Michael Kubosh Fights for Civil and Religious Liberties in the City of Houston
Imagine you or a loved one finds yourself homeless. When one puts themselves in a homeless person's shoes, what's the first thing that usually comes to mind? If you're like me, the first thing that I think of is, how are they going to eat? The second thought that enters my mind is where will they sleep?
So back to that first thought, the food thing. As I've never been homeless, I can imagine that in the city of Houston, lots of homeless people are left to beg on street corners for money to buy food. Others may go into food establishments where they are often turned away by the proprietors of the businesses. Some might even dig through the garbage to find leftovers. There have been cases where this has happened resulting in food poisoning ( so much for protecting the homeless!!) Others might be fortunate enough to have food brought to them by various non-profit groups or religious groups to help stave off hunger pangs. Or at least they used to be that fortunate.
Non-profit and religious groups were free to feed the homeless people of the City of Houston in 2012. They were free to feed until the Houston City Council decided it needed to pass a feeding ordinance in order to regulate the distribution of the food. All in the name of safety, of course.
The ordinance was passed by an 11-6 vote after a month of testimony from groups such as Food Not Bombs, area churches and religious groups voiced their opposition to the proposed law. Opposition was universal, but the Mayor and those that profit off of the homeless prevailed. With few conservatives on the current city council, how can the city of Houston ever hope to reign in its spending and its overreach into our Constitutionally-protected rights? It’s enough to make a conservative give up on Houston and move to the suburbs and ignore the problems inside City limits.
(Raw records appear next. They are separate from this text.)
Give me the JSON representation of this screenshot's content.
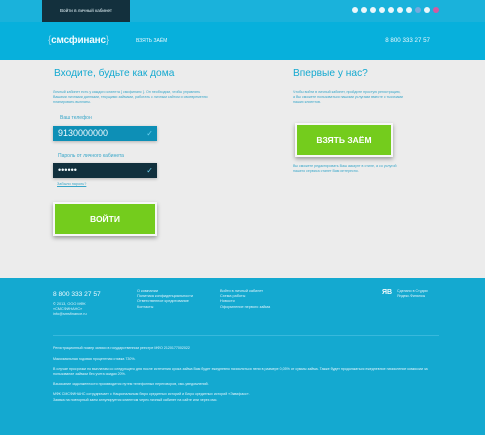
{
  "topbar": {
    "login_tab": "Войти в личный кабинет"
  },
  "header": {
    "logo_prefix": "{",
    "logo_text": "смсфинанс",
    "logo_suffix": "}",
    "loan_link": "ВЗЯТЬ ЗАЁМ",
    "phone": "8 800 333 27 57"
  },
  "login": {
    "title": "Входите, будьте как дома",
    "intro": "Личный кабинет есть у каждого клиента { смсфинанс }. Он необходим, чтобы управлять Вашими личными данными, текущими займами, работать с личным сайтом и своевременно планировать выплаты.",
    "phone_label": "Ваш телефон",
    "phone_value": "9130000000",
    "password_label": "Пароль от личного кабинета",
    "password_value": "••••••",
    "forgot": "Забыли пароль?",
    "button": "ВОЙТИ"
  },
  "signup": {
    "title": "Впервые у нас?",
    "intro": "Чтобы войти в личный кабинет, пройдите простую регистрацию, а Вы сможете пользоваться нашими услугами вместе с тысячами наших клиентов.",
    "button": "ВЗЯТЬ ЗАЁМ",
    "note": "Вы сможете редактировать Ваш аккаунт в стиле, а со услугой нашего сервиса станет Вам интересно."
  },
  "footer": {
    "phone": "8 800 333 27 57",
    "company": [
      "© 2013, ООО МФК",
      "«СМСФИНАНС»",
      "info@smsfinance.ru"
    ],
    "col1": [
      "О компании",
      "Политика конфиденциальности",
      "Ответственное кредитование",
      "Контакты"
    ],
    "col2": [
      "Войти в личный кабинет",
      "Схема работы",
      "Новости",
      "Оформление первого займа"
    ],
    "partner_logo": "ЯВ",
    "partner_text": [
      "Сделано в Студии",
      "Яндекс.Финансы"
    ],
    "legal": [
      "Регистрационный номер записи в государственном реестре МФО 2120177002022",
      "Максимальная годовая процентная ставка 730%.",
      "В случае просрочки по выплатам со следующего дня после истечения срока займа Вам будет ежедневно начисляться пени в размере 0,05% от суммы займа. Также будет продолжаться ежедневное начисление комиссии за пользование займом без учета скидки 20%.",
      "Взыскание задолженности производится путем телефонных переговоров, смс-уведомлений.",
      "МФК СМСФИНАНС сотрудничает с Национальным бюро кредитных историй и Бюро кредитных историй «Эквифакс».",
      "Заявка на повторный заем аннулируется клиентом через личный кабинет на сайте или через смс."
    ]
  }
}
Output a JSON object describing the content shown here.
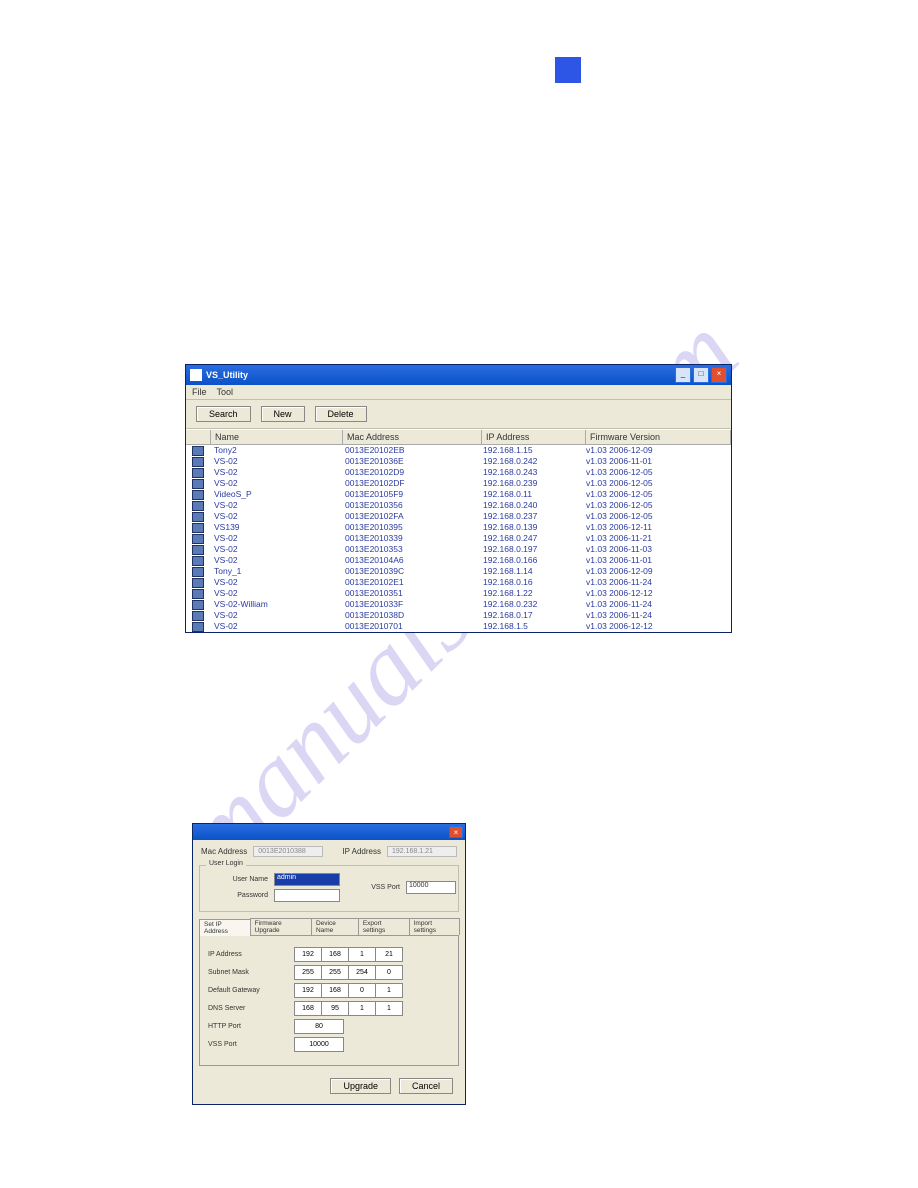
{
  "square_color": "#2d56e6",
  "watermark_text": "manualshive.com",
  "win1": {
    "title": "VS_Utility",
    "menu": [
      "File",
      "Tool"
    ],
    "buttons": {
      "search": "Search",
      "new": "New",
      "delete": "Delete"
    },
    "columns": {
      "name": "Name",
      "mac": "Mac Address",
      "ip": "IP Address",
      "fw": "Firmware Version"
    },
    "rows": [
      {
        "name": "Tony2",
        "mac": "0013E20102EB",
        "ip": "192.168.1.15",
        "fw": "v1.03 2006-12-09"
      },
      {
        "name": "VS-02",
        "mac": "0013E201036E",
        "ip": "192.168.0.242",
        "fw": "v1.03 2006-11-01"
      },
      {
        "name": "VS-02",
        "mac": "0013E20102D9",
        "ip": "192.168.0.243",
        "fw": "v1.03 2006-12-05"
      },
      {
        "name": "VS-02",
        "mac": "0013E20102DF",
        "ip": "192.168.0.239",
        "fw": "v1.03 2006-12-05"
      },
      {
        "name": "VideoS_P",
        "mac": "0013E20105F9",
        "ip": "192.168.0.11",
        "fw": "v1.03 2006-12-05"
      },
      {
        "name": "VS-02",
        "mac": "0013E2010356",
        "ip": "192.168.0.240",
        "fw": "v1.03 2006-12-05"
      },
      {
        "name": "VS-02",
        "mac": "0013E20102FA",
        "ip": "192.168.0.237",
        "fw": "v1.03 2006-12-05"
      },
      {
        "name": "VS139",
        "mac": "0013E2010395",
        "ip": "192.168.0.139",
        "fw": "v1.03 2006-12-11"
      },
      {
        "name": "VS-02",
        "mac": "0013E2010339",
        "ip": "192.168.0.247",
        "fw": "v1.03 2006-11-21"
      },
      {
        "name": "VS-02",
        "mac": "0013E2010353",
        "ip": "192.168.0.197",
        "fw": "v1.03 2006-11-03"
      },
      {
        "name": "VS-02",
        "mac": "0013E20104A6",
        "ip": "192.168.0.166",
        "fw": "v1.03 2006-11-01"
      },
      {
        "name": "Tony_1",
        "mac": "0013E201039C",
        "ip": "192.168.1.14",
        "fw": "v1.03 2006-12-09"
      },
      {
        "name": "VS-02",
        "mac": "0013E20102E1",
        "ip": "192.168.0.16",
        "fw": "v1.03 2006-11-24"
      },
      {
        "name": "VS-02",
        "mac": "0013E2010351",
        "ip": "192.168.1.22",
        "fw": "v1.03 2006-12-12"
      },
      {
        "name": "VS-02-William",
        "mac": "0013E201033F",
        "ip": "192.168.0.232",
        "fw": "v1.03 2006-11-24"
      },
      {
        "name": "VS-02",
        "mac": "0013E201038D",
        "ip": "192.168.0.17",
        "fw": "v1.03 2006-11-24"
      },
      {
        "name": "VS-02",
        "mac": "0013E2010701",
        "ip": "192.168.1.5",
        "fw": "v1.03 2006-12-12"
      }
    ]
  },
  "win2": {
    "labels": {
      "mac": "Mac Address",
      "ip": "IP Address",
      "userlogin": "User Login",
      "username": "User Name",
      "password": "Password",
      "vssport": "VSS Port",
      "ipaddress": "IP Address",
      "subnet": "Subnet Mask",
      "gateway": "Default Gateway",
      "dns": "DNS Server",
      "httpport": "HTTP Port",
      "vssport2": "VSS Port"
    },
    "readonly": {
      "mac": "0013E2010388",
      "ip": "192.168.1.21"
    },
    "login": {
      "username": "admin",
      "password": "",
      "vssport": "10000"
    },
    "tabs": [
      "Set IP Address",
      "Firmware Upgrade",
      "Device Name",
      "Export settings",
      "Import settings"
    ],
    "fields": {
      "ip": [
        "192",
        "168",
        "1",
        "21"
      ],
      "subnet": [
        "255",
        "255",
        "254",
        "0"
      ],
      "gateway": [
        "192",
        "168",
        "0",
        "1"
      ],
      "dns": [
        "168",
        "95",
        "1",
        "1"
      ],
      "http": "80",
      "vss": "10000"
    },
    "buttons": {
      "upgrade": "Upgrade",
      "cancel": "Cancel"
    }
  }
}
But those problem affect all of us. Higher taxes on water in the City will eventually cost us more in fees. Crime doesn't go away; it only moves down the street. Having a single regional crime lab saves all area taxpayers money, and floodwaters don't recognize city limits. So again I ask, what can a conservative do?
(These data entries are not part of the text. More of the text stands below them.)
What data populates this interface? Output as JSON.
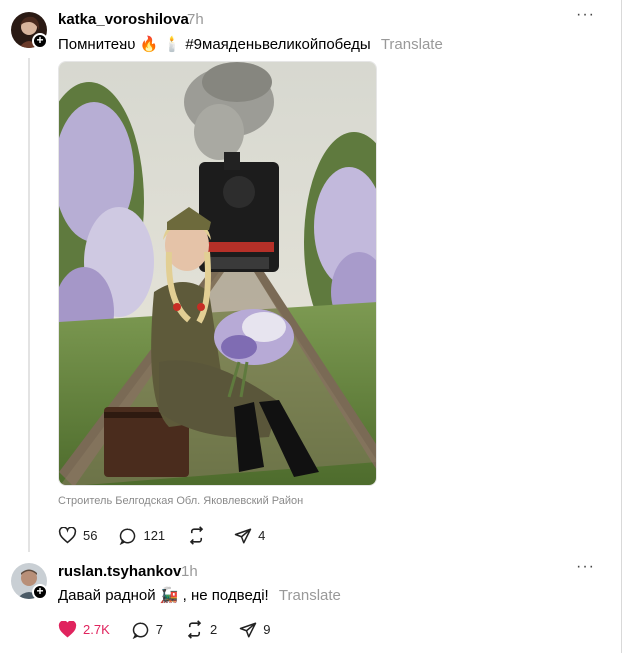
{
  "post": {
    "username": "katka_voroshilova",
    "time": "7h",
    "text": "Помнитеᴚᴜ 🔥 🕯️ #9маяденьвеликойпобеды",
    "translate": "Translate",
    "location": "Строитель Белгодская Обл. Яковлевский Район",
    "actions": {
      "likes": "56",
      "comments": "121",
      "reposts": "",
      "shares": "4"
    }
  },
  "reply": {
    "username": "ruslan.tsyhankov",
    "time": "1h",
    "text": "Давай радной 🚂 , не подведі!",
    "translate": "Translate",
    "actions": {
      "likes": "2.7K",
      "comments": "7",
      "reposts": "2",
      "shares": "9"
    }
  },
  "colors": {
    "like": "#e0245e",
    "muted": "#999999"
  }
}
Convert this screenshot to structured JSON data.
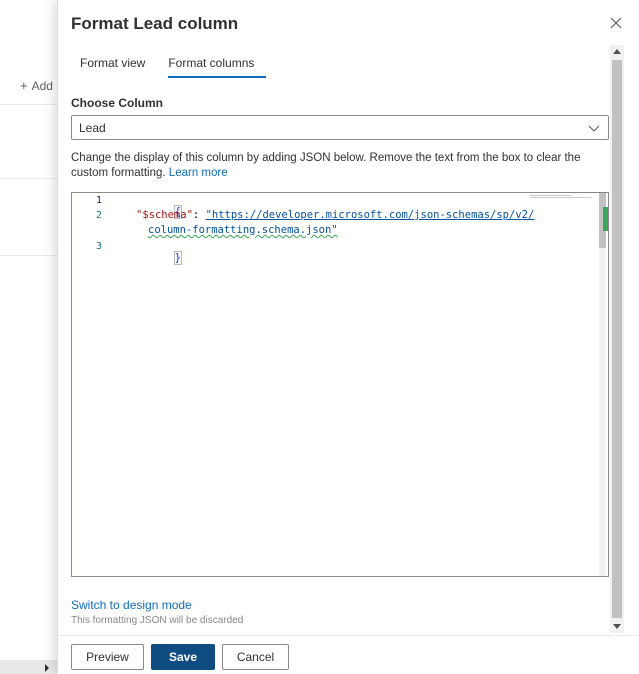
{
  "background": {
    "add_label": "Add",
    "add_icon": "plus-icon"
  },
  "panel": {
    "title": "Format Lead column",
    "close_icon": "close-icon",
    "tabs": [
      {
        "label": "Format view",
        "active": false
      },
      {
        "label": "Format columns",
        "active": true
      }
    ],
    "choose_column_label": "Choose Column",
    "choose_column_value": "Lead",
    "description": "Change the display of this column by adding JSON below. Remove the text from the box to clear the custom formatting.",
    "learn_more": "Learn more",
    "editor": {
      "line_numbers": [
        "1",
        "2",
        "3"
      ],
      "line1": "{",
      "line2_key": "\"$schema\"",
      "line2_colon": ": ",
      "line2_value_part1": "\"https://developer.microsoft.com/json-schemas/sp/v2/",
      "line2_value_part2": "column-formatting.schema.json\"",
      "line3": "}"
    },
    "switch_link": "Switch to design mode",
    "switch_note": "This formatting JSON will be discarded",
    "buttons": {
      "preview": "Preview",
      "save": "Save",
      "cancel": "Cancel"
    }
  },
  "colors": {
    "accent": "#0f6cbd",
    "primary_button": "#0f4c81"
  }
}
One political truth that must be understood is that while the City is largely Democratic, the voters in City elections trend towards fiscal conservatism. This has been largely true for most, if not all, mayoral elections. Bill White pledged not to raise taxes and won 3 terms, and Annise Parker claimed to be the most fiscal conservative candidate in her first race for Mayor. That claim was never really challenged by Gene Locke, and subsequently Ms. Parker secured most of the Westside vote in the run-off and the election.
The last Mayoral election was a close-call for incumbent Annise Parker who was wounded after the mishandled red-light-camera campaign; not only did the voters vote to remove the cameras, but the mayor and the city unsuccessfully fought to overturn the election and keep the cameras up. The results were a public relations nightmare for the mayor, and she was vulnerable. Unfortunately there was not any one challenger strong enough to unite the fiscal conservative vote to unseat Mayor Parker, and she escaped a run-off by less than 1,000 votes.
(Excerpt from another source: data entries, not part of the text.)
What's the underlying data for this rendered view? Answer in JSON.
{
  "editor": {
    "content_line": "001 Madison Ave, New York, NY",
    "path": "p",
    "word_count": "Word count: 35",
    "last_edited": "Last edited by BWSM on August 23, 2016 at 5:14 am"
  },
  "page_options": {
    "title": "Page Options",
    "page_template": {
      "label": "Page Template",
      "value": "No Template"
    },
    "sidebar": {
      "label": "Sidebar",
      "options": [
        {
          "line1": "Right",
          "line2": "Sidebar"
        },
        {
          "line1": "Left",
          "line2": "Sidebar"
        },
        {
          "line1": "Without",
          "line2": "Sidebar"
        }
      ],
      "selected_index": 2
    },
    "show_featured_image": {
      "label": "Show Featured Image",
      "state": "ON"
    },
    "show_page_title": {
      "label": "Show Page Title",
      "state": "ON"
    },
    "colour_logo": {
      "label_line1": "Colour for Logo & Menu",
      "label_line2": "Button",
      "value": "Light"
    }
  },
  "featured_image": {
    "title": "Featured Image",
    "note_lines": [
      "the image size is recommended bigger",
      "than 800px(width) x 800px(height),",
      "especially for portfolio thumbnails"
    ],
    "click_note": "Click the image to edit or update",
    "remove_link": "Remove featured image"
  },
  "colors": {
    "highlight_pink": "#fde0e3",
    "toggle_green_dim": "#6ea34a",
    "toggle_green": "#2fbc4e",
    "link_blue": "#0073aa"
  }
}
Now enter Michael Kubosh, a city council candidate that not only stands for fiscal conservatism, Constitutional rights, and specifically religious freedom, he championed the cause of the red-light-cameras successfully after a long and hard-fought battle with the City of Houston and Mayor Parker. He also went to bat for the residents of our fair city when the feeding ordinance was proposed and then passed.
An article written in 2012 for the Houston Chronicle cites the efforts of Kubosh to form a group called Free to Give Houston as well as collect signatures "…to trigger a charter amendment election in November. The group sent out 30,000 letters last week urging voters to sign the petition." Kubosh himself presented the petition to Houston City Council, where he is quoted as saying: "You know, we have laws to protect private property without making laws to make petty criminals out of people who want to feed hungry."
Kubosh has worked closely with people from all walks of life. His work with the red-light-cameras and the City of Houston feeding ordinance brought him to work closely with David Welch, Executive Director of the Houston Area Pastors Council. Pastor Welch had this to say about Kubosh:
"Michael Kubosh has established himself as someone who has been willing to invest his life, his fortune and his sacred honor to restore integrity and accountability to city government in Houston. He has fought to defend the taxpayers on the red light camera issue, the churches and schools from being taxed through the drainage fee and the hungry and homeless on the city's ordinance to restrict feeding efforts. He is a servant leader whose integrity is above reproach and he is the kind of leader we desperately need on Houston City Council."
That sounds like the kind of representation we need, the type of conservatism that put Ted Cruz and Rand Paul in office. It’s the type of activism that Martin Luther King and Ronald Reagan inspired.
Michael Kubosh is running to represent the will of the people, the people who want to petition their government for change. He is willing and ready to work with any council member and any mayor as long as they are doing what is right for the citizens of this city.